START Available data
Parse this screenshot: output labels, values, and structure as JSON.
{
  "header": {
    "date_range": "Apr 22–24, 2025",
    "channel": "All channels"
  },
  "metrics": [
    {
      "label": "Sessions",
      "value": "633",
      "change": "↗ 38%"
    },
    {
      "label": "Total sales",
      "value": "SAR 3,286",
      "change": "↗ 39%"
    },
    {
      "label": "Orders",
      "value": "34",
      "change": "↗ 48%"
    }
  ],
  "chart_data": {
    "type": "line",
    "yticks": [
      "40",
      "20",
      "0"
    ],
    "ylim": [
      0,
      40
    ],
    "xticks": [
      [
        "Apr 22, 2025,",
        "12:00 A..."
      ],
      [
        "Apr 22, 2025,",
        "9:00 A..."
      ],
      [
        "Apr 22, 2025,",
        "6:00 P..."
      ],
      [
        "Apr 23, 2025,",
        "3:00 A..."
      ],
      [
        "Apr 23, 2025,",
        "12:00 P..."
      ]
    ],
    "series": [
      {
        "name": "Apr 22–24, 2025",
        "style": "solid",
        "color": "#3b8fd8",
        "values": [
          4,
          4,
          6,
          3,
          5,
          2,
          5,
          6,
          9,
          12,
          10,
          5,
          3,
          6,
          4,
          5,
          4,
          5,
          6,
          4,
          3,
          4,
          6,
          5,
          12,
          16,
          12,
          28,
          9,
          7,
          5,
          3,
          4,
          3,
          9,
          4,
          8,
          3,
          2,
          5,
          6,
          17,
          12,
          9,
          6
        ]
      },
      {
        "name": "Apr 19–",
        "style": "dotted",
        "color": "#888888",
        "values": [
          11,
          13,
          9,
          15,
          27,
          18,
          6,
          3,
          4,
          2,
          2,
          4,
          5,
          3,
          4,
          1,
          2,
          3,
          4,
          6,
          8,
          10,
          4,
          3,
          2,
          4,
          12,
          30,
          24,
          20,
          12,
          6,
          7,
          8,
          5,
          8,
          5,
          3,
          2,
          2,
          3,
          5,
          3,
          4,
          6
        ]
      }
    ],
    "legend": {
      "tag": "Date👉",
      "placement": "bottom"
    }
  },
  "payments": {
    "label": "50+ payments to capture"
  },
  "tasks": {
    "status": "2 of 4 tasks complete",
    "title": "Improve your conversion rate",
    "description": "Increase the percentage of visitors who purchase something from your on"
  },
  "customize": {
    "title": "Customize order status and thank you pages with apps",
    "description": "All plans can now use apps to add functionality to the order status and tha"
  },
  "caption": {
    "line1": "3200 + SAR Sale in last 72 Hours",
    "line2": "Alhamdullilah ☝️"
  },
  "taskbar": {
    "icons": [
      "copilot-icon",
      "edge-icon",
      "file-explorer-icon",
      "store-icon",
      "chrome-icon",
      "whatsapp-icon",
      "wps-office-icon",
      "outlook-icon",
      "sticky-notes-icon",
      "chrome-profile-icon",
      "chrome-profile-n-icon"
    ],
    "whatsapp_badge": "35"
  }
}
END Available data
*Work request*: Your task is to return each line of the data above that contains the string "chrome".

*Your solution*:
      "chrome-icon",
      "chrome-profile-icon",
      "chrome-profile-n-icon"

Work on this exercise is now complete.